The Last Post Ceremony commemorating the service of (QX4215) Sapper Gilbert Brookes, 2/13th Field Company, Royal Australian Engineers, 2nd AIF, Second World War.

Place Africa: Libya, Tobruk
Accession Number AWM2016.2.298
Collection type Film
Object type Last Post film
Physical description 16:9
Maker Australian War Memorial
Place made Australia: Australian Capital Territory, Canberra, Campbell
Date made 24 October 2016
Access Open
Conflict Second World War, 1939-1945
Copyright Item copyright: © Australian War Memorial
Creative Commons License This item is licensed under CC BY-NC
Copying Provisions Copy provided for personal non-commercial use
Description

The Last Post Ceremony is presented in the Commemorative area of the Australian War Memorial each day. The ceremony commemorates more than 102,000 Australians who have given their lives in war and other operations and whose names are recorded on the Roll of Honour. At each ceremony the story behind one of the names on the Roll of Honour is told. Hosted by Troy Clayton, the story for this day was on (QX4215) Sapper Gilbert Brookes, 2/13th Field Company, Royal Australian Engineers, 2nd AIF, Second World War.

Speech transcript

QX4215 Sapper Gilbert Brookes, 2/13th Field Company, Royal Australian Engineers, 2nd AIF
KIA 23 June 1941
No photograph in collection

Story delivered 24 October 2016
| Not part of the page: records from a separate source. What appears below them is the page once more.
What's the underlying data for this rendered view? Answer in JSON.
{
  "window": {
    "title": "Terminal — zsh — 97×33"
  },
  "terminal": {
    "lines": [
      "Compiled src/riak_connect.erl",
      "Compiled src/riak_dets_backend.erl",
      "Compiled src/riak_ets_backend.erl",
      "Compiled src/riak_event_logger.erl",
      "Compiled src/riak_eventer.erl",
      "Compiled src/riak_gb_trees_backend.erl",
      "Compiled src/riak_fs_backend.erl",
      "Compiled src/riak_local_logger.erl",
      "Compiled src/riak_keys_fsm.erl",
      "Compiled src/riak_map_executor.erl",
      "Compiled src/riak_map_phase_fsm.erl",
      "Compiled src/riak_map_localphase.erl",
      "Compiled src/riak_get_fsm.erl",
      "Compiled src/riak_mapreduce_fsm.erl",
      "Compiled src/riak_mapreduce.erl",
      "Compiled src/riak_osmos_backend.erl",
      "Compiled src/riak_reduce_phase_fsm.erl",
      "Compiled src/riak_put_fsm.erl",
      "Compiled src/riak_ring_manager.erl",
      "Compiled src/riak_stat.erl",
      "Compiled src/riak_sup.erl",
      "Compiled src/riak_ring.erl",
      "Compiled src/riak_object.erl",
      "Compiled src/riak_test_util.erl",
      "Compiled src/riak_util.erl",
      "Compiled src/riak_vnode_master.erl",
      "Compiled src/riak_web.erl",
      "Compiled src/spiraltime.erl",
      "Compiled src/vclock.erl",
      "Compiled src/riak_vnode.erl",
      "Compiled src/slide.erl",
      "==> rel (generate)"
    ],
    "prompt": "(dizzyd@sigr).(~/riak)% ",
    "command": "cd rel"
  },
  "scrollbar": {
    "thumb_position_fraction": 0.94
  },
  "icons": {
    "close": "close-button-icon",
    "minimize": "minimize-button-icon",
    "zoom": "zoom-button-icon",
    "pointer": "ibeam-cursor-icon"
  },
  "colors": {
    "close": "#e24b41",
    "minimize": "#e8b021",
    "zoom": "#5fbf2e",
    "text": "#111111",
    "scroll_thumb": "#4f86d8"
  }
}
Today we pay tribute to Sapper Gilbert Brookes, who was killed in action on active service during the Second World War.

Born in Townsville on 11 August 1921, Gilbert Brookes was the son of James Stewart Brookes, a veteran of the First World War, and Alice Brookes. Growing up, he attended Milton State School on the south coast of New South Wales, and Petrie Terrace Boys School in Brisbane. Later he began work as an apprentice cabinetmaker.

Shortly after the outbreak of the Second World War, the Australian government announced the raising of an all-volunteer force for overseas service: the Second Australian Imperial Force. Brookes was among the first wave of volunteers when enlistment stations opened, joining up in Brisbane on 20 October 1939. Just 18 years old at the time, he enlisted underage and against his mother’s will, telling recruitment officers that he was 20 years old.

Brookes was marched into Ingleburn camp and posted to the 2/13th Field Company of the Royal Australian Engineers. This company would later form part of the 7th Division’s engineers and was attached to the 18th Brigade.

In June 1940 Brookes’s unit embarked for overseas service, sailing in a convoy that included the famous ocean liners turned troopships Queen Mary, Mauritania, and Empress of Canada. He disembarked at Gourock, Scotland, before travelling to Salisbury Plain for training. During this time Brookes paraded before King George VI as he visited all of the Australian units stationed in Britain.

In late 1940 and early 1941 Brookes’s brigade was transferred to the Middle East. In March it took part in the attack on the Italian stronghold of Giarabub, an oasis in the Libyan Desert that had been fortified and garrisoned to form the southernmost Italian frontier post.

A few weeks later the brigade formed part of the British and Commonwealth garrison that occupied Tobruk. Holding Tobruk was vital for the Allied defence of Egypt and the Suez Canal, as it forced the enemy to bring most of its supplies overland from the port of Tripoli, crossing 1,500 kilometres of desert and diverting troops from the advance.

Tobruk was subject to repeated ground assaults and almost constant shelling and bombing. The British and Australian navies provided the garrison’s link to the outside world, with the so-called “Tobruk ferry” carrying reinforcements and supplies in, and the wounded and prisoners out. The siege of Tobruk would last until the end of 1941.

On 23 June 1941 Brookes was killed in action during the heavy fighting at Tobruk. He was 19 years old. His body is buried in the British and Commonwealth war cemetery at Tobruk.

Sapper Gilbert Brookes’s name is listed here on the Roll of Honour on my left, among some 40,000 Australians who died while serving in the Second World War.

This is but one of the many stories of service and sacrifice told here at the Australian War Memorial. We now remember Sapper Gilbert Brookes, who gave his life for us, for our freedoms, and in the hope of a better world.

Dr Lachlan Grant
Historian, Military History Section

  • Video of The Last Post Ceremony commemorating the service of (QX4215) Sapper Gilbert Brookes, 2/13th Field Company, Royal Australian Engineers, 2nd AIF, Second World War. (video)